▸ **Prompt**: Please state in a single number how many lines of the entries below include the word "object".

+ + +

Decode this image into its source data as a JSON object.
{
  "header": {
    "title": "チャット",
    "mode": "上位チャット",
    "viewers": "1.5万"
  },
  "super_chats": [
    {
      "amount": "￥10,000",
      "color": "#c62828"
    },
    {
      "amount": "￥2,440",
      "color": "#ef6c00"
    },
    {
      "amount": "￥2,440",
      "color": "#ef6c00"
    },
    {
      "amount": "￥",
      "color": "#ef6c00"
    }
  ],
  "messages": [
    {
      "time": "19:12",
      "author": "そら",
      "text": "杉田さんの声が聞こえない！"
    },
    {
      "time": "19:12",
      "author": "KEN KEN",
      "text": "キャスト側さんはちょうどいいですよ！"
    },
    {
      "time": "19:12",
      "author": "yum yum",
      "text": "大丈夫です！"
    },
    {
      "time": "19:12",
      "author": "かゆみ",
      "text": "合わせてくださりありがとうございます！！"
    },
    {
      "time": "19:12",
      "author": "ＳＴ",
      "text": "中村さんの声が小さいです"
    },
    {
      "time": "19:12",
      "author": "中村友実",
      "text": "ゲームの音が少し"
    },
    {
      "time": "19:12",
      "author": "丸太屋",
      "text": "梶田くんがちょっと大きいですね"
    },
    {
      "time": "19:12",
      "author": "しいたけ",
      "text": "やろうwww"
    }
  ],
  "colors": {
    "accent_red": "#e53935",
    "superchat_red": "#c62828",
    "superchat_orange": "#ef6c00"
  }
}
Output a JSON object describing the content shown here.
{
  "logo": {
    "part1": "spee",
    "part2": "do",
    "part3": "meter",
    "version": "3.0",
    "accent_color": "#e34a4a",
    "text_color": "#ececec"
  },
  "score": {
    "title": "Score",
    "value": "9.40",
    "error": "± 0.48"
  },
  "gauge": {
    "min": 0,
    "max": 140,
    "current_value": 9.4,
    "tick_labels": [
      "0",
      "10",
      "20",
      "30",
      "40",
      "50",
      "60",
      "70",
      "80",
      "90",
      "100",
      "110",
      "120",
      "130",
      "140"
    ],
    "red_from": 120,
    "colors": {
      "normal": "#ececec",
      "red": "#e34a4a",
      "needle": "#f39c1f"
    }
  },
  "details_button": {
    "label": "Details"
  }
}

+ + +

▸ **Solution for this problem**: 2